Fergal Quinn, of the University of Limerick, studied the teaching of journalism ethics in a developing country. The author interviewed 25 organizers of journalism training programs in Cambodia and 29 working journalists who have previously studied in these programs.
The press culture in Cambodia is vulnerable, with strong bias toward particular political parties. In the 1990s, United Nations Transitional Authority in Cambodia (UNTAC) intervention intended to encourage the development of a free press, and contributed to a boom in journalism education programs, the author explains.
The results of the analysis show poor application of ethics training. “A vocational Western-oriented approach to program implementation correlated with poor understanding of critical ethical ideals among practitioners”, the study finds. Also, the difference between what is taught and the reality at work has lead to an increasing disbelief that taught ethical beliefs are incompatible with Cambodia culturally.
These factors have contributed to low occupational confidence, poor ethical practices among the journalists and the development of a two-tiered press system.
“A lack of professional confidence among journalists is seen in high levels of self-censorship, poor perceptions of the quality of their peers, a negative sense of their own culture, high levels of fearfulness and high stress levels” the researcher notes.
The author presents two main suggestions for improving the current situation. Firstly, a profound attitudinal shift is needed, negotiating training programs on a situation-by-situation basis. Secondly, any new approach to ethics teaching should take into account the way in which correct ethical behavior is communicated to students.

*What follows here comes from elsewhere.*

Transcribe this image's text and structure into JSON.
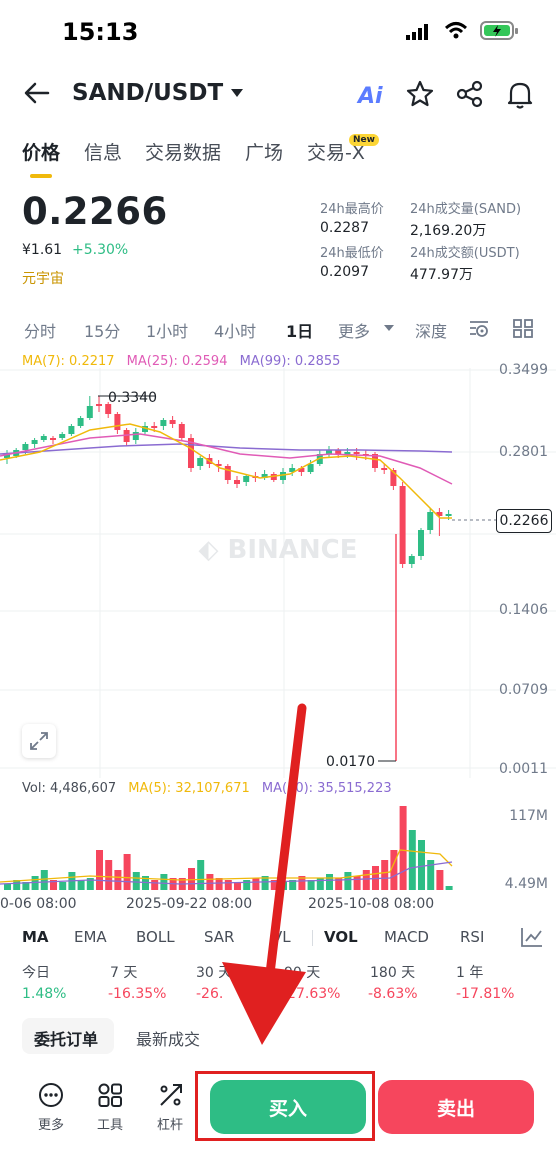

The article “Failing to Prepare?” was published in the Journal of Media Ethics and is available on the publisher’s website (abstract free).
Picture: untitled by Tom Sodoge, license CC0 1.0